Errors take to the stage and I wish I had some posh earplugs, like my mate has. The sound of two synths, an electric guitar, a bass and drums coming out of Soup Kitchen’s impressive sound system may well lead to hearing problems so I responsibly opt for toilet tissue twizzled in my ear which, falls out after the first song. I find it hard to put my finger on what it is I like about Errors, they play a lot of songs from New Relics, their latest album which sound quite similar to each other and it is only when they play Pleasure Palaces, from their second album, Have Some Faith In Magic’ that my patience in them is vindicated.
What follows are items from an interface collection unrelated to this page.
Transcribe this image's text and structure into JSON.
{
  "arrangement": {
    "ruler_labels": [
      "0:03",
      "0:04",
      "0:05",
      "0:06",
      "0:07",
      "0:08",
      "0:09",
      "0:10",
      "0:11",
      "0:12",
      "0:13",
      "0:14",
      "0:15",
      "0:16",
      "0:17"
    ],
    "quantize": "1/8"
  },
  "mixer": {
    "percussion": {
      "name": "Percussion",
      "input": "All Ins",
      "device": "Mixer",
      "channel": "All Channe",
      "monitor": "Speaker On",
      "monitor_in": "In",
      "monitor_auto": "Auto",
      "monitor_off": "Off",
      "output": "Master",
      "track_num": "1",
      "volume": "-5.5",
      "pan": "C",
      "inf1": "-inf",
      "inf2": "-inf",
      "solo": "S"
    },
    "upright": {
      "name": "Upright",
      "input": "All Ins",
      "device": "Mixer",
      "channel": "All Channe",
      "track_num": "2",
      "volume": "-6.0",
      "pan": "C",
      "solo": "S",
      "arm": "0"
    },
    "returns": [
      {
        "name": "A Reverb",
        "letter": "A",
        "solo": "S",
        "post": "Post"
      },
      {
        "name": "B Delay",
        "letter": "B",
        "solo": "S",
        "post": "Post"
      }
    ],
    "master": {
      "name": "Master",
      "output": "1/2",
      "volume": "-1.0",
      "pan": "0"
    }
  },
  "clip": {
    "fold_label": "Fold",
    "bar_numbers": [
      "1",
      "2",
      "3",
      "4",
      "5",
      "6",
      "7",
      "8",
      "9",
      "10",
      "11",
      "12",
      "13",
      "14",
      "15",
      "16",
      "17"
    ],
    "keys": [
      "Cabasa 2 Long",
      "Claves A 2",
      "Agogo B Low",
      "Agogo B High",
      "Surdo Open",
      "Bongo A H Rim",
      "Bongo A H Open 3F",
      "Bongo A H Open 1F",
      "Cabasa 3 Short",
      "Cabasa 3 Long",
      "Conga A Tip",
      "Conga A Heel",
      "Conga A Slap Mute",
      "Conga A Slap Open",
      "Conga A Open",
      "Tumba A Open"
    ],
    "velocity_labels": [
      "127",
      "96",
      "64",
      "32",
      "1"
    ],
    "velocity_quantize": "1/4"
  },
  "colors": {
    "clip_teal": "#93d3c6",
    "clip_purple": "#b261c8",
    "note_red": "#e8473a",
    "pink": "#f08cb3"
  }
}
I love the way it builds slowly, quietly, but defiantly, rising then falling then rising again with an undulating, subtle bass line which reliably ties it all together.  This is without doubt my favourite song, but without it I would be hard pressed to come up with too much enthusiasm for them. Particularly when they don’t seem to have a lot of enthusiasm for themselves either, their interactions with the audience confined to an initial “Are you alright?” after opening their set and half way through their set “We’re playing a song from our old album which doesn’t mean it’s shit it’s quite good actually”  before more randomly saying “Someone smells really nice, of like, Pot Pourri” and at the end of the set lead singer Simon Ward says  “Thank you from the bottom of our so- called hearts for coming out to support us” exiting stage left, hopefully to cheer up for the next stage of their tour which, is in, Norwich. Hum…. not going to happen is it?
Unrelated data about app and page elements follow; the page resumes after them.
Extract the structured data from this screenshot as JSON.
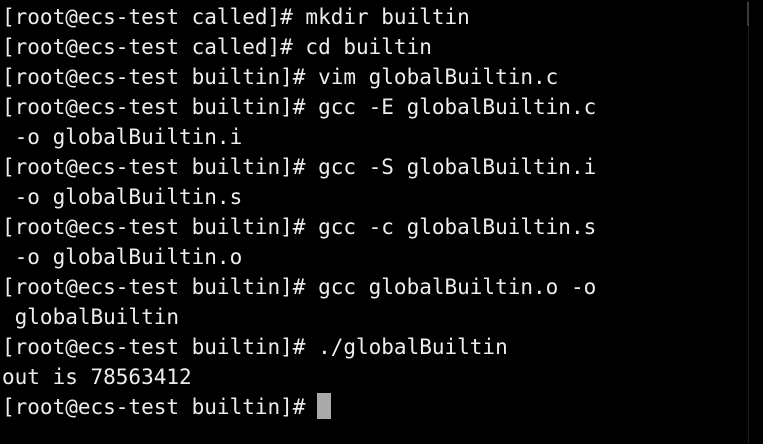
{
  "terminal": {
    "lines": [
      "[root@ecs-test called]# mkdir builtin",
      "[root@ecs-test called]# cd builtin",
      "[root@ecs-test builtin]# vim globalBuiltin.c",
      "[root@ecs-test builtin]# gcc -E globalBuiltin.c",
      " -o globalBuiltin.i",
      "[root@ecs-test builtin]# gcc -S globalBuiltin.i",
      " -o globalBuiltin.s",
      "[root@ecs-test builtin]# gcc -c globalBuiltin.s",
      " -o globalBuiltin.o",
      "[root@ecs-test builtin]# gcc globalBuiltin.o -o",
      " globalBuiltin",
      "[root@ecs-test builtin]# ./globalBuiltin",
      "out is 78563412"
    ],
    "prompt": "[root@ecs-test builtin]#"
  },
  "colors": {
    "background": "#000000",
    "text": "#ededed",
    "cursor": "#a9a9a9"
  }
}
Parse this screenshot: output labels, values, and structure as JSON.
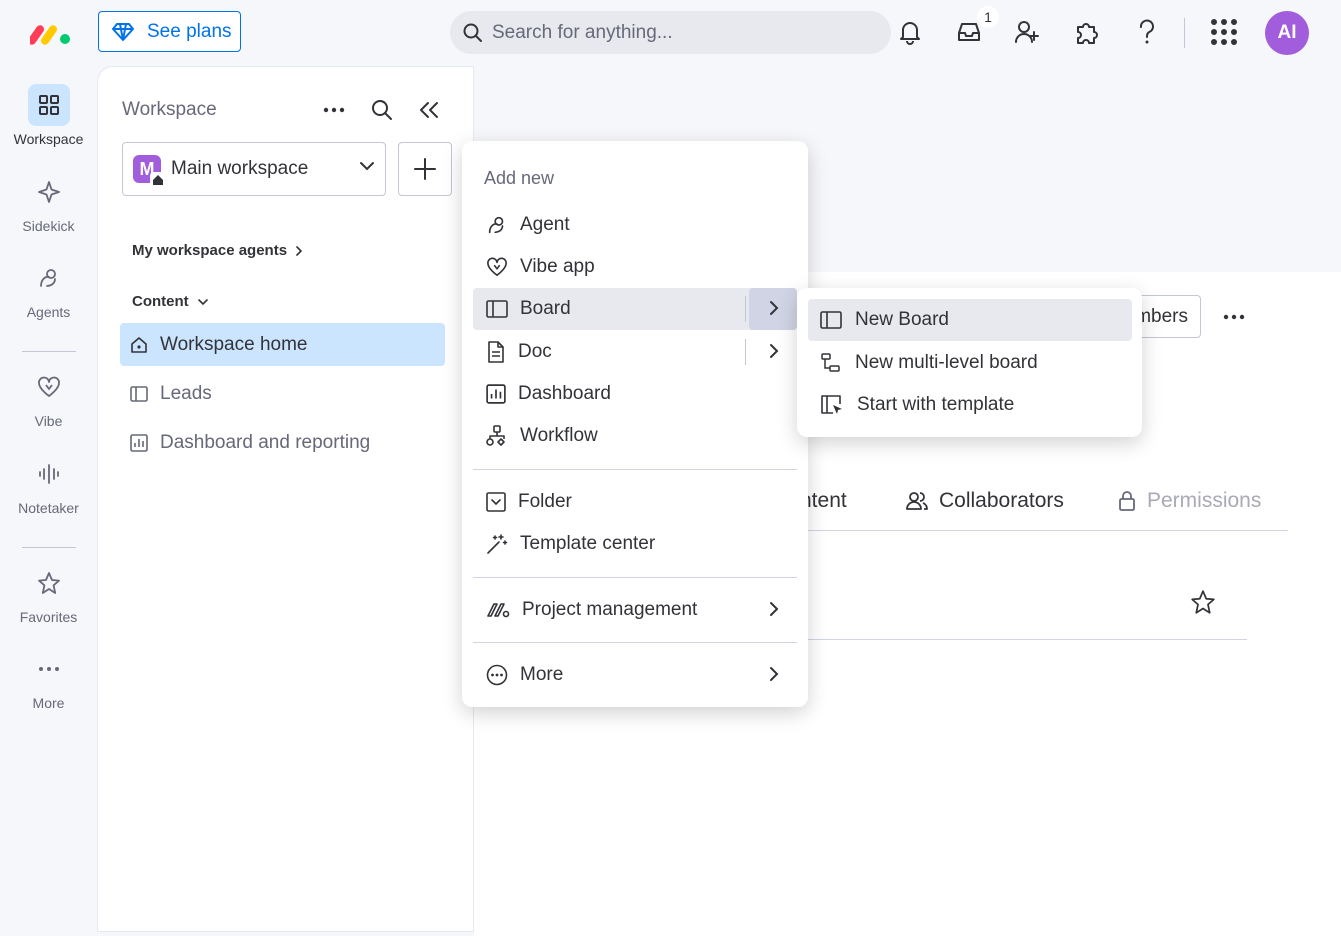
{
  "topbar": {
    "see_plans": "See plans",
    "search_placeholder": "Search for anything...",
    "inbox_badge": "1",
    "avatar_initials": "AI"
  },
  "rail": {
    "items": [
      {
        "label": "Workspace",
        "icon": "grid-icon"
      },
      {
        "label": "Sidekick",
        "icon": "sparkle-icon"
      },
      {
        "label": "Agents",
        "icon": "agent-icon"
      },
      {
        "label": "Vibe",
        "icon": "heart-icon"
      },
      {
        "label": "Notetaker",
        "icon": "waveform-icon"
      },
      {
        "label": "Favorites",
        "icon": "star-icon"
      },
      {
        "label": "More",
        "icon": "dots-icon"
      }
    ]
  },
  "panel": {
    "title": "Workspace",
    "workspace_name": "Main workspace",
    "workspace_initial": "M",
    "agents_link": "My workspace agents",
    "content_label": "Content",
    "items": [
      {
        "label": "Workspace home",
        "icon": "home-icon"
      },
      {
        "label": "Leads",
        "icon": "board-icon"
      },
      {
        "label": "Dashboard and reporting",
        "icon": "dashboard-icon"
      }
    ]
  },
  "main": {
    "members_label": "mbers",
    "tabs": [
      {
        "label": "ntent"
      },
      {
        "label": "Collaborators"
      },
      {
        "label": "Permissions"
      }
    ]
  },
  "menu": {
    "title": "Add new",
    "items": [
      {
        "label": "Agent"
      },
      {
        "label": "Vibe app"
      },
      {
        "label": "Board"
      },
      {
        "label": "Doc"
      },
      {
        "label": "Dashboard"
      },
      {
        "label": "Workflow"
      },
      {
        "label": "Folder"
      },
      {
        "label": "Template center"
      },
      {
        "label": "Project management"
      },
      {
        "label": "More"
      }
    ]
  },
  "submenu": {
    "items": [
      {
        "label": "New Board"
      },
      {
        "label": "New multi-level board"
      },
      {
        "label": "Start with template"
      }
    ]
  }
}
When people ask me what music I am in to, I find it very hard to give a definitive answer because, throughout my life I have been in to all kinds of different music from House to Heavy Metal depending on how old I was, what I was doing at the time and the kind of people I was hanging out with. So I can safely say I am open to most things as long as it’s good but obviously that is entirely subjective and open to interpretation, which I guess is what Silent Radio is all about. However, I would say that overall my alliances lie with Electronic Music because it covers so many genres and is constantly developing and changing. Having just returned from Sonar I felt a warm glow being surrounded by so many people who appreciate Electronic Music but there were times when I became a little jaded and questioned its integrity especially after seeing Katy B perform for the 3RD TIME! Will Katy B still be remembered in six years? I doubt it. But I guess that is the nature of Pop Music in particular; some stand the test of time, some don't. I think having grown up and lived in Manchester my musical tastes have been influenced by the club scene post- hacienda and the music at nights like Electric Chair which encompasses the sounds of House, Detroit Techno, Disco, Soul, Funk and Hip Hop. Basically anything with a groove, I like. But this is not confined to Dance Music I particularly like bands that are melodic and have a hook such as Wild Beasts, music that captures an emotion and has a heart. While at University I was also listening to music that didn’t really have much of a heart but more of a pacemaker in terms of the emotion it conveyed and that was Electro-Clash, a completely non- sensical and at times ridiculous genre that borrowed elements from House, Italio Disco and Techno and re- formed them in to one fun, but ridiculous package. While at University, I had my own radio Show where I tried to convey some of my musical tastes acquired from up north and had guest DJ's from a night in New Cross called Zombie Disco, with Jamie from Zombie Disco now working with Lindstrom. We also borrowed the services of Rina from Ladytron who had a guest DJ slot. Anyhow, I think it is safe to say I like a wide range of music apart from Katy B, sorry Katy.